The Arctic Char

We’ve all seen pictures of these stunning fish, but how much do we really know about it? Enter Amberjack Journal.

The Arctic char is anadromous salmonid, meaning that it’s related to trout and can live in both fresh and saltwater. It mirrors the migratory patterns of salmon, which spend much of their time at sea but return to freshwater rivers and creeks to spawn. Like salmon, there are many populations of landlocked Arctic char that spend all of their lives in freshwater lakes and rivers. In some places, arctic char are extremely numerous and the fish in general is classified as “least concern” in terms of endangerment.


The Arctic char can reach some pretty epic weight classes, with the occasional 20 pounder showing up from time to time. It is known as an extremely colorful fish, changing drastically throughout the year and especially during spawning. Like steelhead, the male’s color changes the most during spawning. Female char stay more silvery. Spawning occurs in the fall, and many males will set up territories over gravely bottoms and spawn with multiple females at once.

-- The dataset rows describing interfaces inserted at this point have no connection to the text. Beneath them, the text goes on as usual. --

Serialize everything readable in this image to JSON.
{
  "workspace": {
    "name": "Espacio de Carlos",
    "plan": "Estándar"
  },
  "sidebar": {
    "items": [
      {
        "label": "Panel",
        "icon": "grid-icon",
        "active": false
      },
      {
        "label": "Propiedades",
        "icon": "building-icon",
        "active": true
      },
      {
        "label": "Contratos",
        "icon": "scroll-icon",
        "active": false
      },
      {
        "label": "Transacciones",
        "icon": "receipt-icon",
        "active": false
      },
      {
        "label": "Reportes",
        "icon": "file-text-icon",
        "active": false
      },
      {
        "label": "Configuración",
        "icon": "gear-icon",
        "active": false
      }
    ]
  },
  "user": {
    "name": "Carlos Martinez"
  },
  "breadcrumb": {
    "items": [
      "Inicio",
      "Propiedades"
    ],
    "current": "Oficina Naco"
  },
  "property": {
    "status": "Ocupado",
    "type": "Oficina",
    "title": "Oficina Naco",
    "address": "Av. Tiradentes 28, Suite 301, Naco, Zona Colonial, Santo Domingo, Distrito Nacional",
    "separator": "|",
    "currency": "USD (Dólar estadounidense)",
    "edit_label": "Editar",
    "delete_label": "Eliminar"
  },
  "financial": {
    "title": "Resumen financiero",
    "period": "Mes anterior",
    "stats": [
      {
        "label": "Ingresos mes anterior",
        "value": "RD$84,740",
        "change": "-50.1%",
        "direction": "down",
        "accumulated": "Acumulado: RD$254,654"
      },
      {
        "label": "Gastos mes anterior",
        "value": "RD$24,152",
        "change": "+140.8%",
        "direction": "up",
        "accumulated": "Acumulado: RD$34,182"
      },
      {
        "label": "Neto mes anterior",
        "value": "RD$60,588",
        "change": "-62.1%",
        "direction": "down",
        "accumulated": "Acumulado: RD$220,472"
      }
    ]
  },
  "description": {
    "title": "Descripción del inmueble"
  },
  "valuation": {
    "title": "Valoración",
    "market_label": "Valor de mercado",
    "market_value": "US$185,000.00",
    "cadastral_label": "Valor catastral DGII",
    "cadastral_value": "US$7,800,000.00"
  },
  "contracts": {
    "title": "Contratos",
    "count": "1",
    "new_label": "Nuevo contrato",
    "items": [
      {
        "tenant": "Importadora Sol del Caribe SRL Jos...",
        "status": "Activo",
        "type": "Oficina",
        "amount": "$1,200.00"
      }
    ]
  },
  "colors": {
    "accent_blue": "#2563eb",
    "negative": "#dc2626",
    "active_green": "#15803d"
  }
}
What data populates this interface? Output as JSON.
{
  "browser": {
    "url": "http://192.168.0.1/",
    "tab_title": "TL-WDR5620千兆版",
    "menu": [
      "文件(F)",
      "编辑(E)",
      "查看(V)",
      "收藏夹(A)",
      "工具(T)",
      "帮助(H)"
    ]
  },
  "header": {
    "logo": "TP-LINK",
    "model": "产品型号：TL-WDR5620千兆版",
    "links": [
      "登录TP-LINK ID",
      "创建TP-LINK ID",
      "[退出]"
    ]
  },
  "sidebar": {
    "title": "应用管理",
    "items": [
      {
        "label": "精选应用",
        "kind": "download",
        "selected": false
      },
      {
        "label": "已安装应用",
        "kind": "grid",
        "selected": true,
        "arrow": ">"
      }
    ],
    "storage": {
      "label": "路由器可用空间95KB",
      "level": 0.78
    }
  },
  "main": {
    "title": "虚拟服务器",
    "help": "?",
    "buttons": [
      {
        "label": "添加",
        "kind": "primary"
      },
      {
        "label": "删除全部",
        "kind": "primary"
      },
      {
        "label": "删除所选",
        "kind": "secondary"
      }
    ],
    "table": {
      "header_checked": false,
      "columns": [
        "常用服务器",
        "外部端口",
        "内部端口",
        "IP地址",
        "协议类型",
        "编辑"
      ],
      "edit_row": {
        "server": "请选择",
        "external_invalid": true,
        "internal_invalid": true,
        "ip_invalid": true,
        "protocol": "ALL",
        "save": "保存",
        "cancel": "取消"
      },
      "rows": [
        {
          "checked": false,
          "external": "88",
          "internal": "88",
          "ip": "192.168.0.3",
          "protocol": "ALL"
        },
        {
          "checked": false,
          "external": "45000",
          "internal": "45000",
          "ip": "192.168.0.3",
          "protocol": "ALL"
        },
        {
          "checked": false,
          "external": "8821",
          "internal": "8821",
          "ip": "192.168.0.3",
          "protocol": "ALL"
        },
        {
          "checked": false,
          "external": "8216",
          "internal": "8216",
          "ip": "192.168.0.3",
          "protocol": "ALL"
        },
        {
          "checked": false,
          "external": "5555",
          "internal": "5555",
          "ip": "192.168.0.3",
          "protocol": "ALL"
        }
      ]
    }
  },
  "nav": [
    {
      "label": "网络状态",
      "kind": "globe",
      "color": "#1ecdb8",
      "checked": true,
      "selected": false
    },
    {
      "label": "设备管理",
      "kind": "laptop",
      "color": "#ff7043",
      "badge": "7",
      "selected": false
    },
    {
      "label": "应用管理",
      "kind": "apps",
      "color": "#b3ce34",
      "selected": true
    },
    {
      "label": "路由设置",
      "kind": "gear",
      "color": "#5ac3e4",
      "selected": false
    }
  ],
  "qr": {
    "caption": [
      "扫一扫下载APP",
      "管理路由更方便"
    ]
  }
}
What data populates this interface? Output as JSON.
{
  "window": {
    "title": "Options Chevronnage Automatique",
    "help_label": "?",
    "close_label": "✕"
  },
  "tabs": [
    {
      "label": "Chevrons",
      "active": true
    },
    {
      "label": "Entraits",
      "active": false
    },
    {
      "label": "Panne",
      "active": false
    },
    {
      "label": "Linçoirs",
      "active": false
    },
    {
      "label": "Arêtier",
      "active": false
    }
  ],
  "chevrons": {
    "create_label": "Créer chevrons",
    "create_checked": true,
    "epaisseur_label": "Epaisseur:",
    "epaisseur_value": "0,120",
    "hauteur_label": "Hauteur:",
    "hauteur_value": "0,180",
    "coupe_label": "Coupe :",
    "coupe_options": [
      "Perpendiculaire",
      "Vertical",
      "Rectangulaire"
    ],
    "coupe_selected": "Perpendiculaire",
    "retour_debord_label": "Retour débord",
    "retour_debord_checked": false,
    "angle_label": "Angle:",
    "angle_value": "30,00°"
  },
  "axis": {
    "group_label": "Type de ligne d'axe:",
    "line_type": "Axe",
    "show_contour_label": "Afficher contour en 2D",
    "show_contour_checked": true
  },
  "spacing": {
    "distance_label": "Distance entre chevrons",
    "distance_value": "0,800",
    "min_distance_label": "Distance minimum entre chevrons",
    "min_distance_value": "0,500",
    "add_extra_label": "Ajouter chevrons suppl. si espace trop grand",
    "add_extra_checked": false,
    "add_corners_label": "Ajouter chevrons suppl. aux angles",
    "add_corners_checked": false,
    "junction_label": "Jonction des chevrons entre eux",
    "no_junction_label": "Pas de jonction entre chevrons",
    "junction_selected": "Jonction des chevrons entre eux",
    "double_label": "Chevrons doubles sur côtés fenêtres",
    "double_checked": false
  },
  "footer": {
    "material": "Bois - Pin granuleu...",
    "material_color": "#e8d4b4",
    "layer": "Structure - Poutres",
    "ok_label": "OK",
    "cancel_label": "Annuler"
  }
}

Arctic char are constantly confused with dolly varden. Both fish are char and experience an intense coloration during spawning, so it’s easy to see how one could mix them up. We actually did it in the making of this article. To explain the difference, here is a quote from

“Dolly Varden look like, and are often confused with, Arctic char. Dolly Varden generally have a greenish body with many small (smaller than the pupil of the eye) spots, a relatively-thick caudal peduncle (constriction in body at base of tail fin), and a slightly-forked tail. Arctic char, in contrast, generally have a bronzish-yellow body with fewer and larger (larger than the pupil) cream-to-orange colored spots, a slim caudal peduncle, and a noticeably-forked tail. Spawning male Dolly Varden usually develop a distinct kype, which is absent or reduced in spawning male Arctic char. In Alaska, Dolly Varden spawn and usually live in streams and rivers (although southern-form Dolly Varden usually overwinter in lakes) and may migrate to and from the ocean, but Arctic char in Alaska generally complete their entire life cycle in lakes.”

If you want to catch a char, your best bet is to head north into the Arctic circle where the biggest ones are. This video explains a bit about that…

Awesome char video from Western Waters Media:

Cover image by @somdreamscometrue

Fish Eye Guy Photography -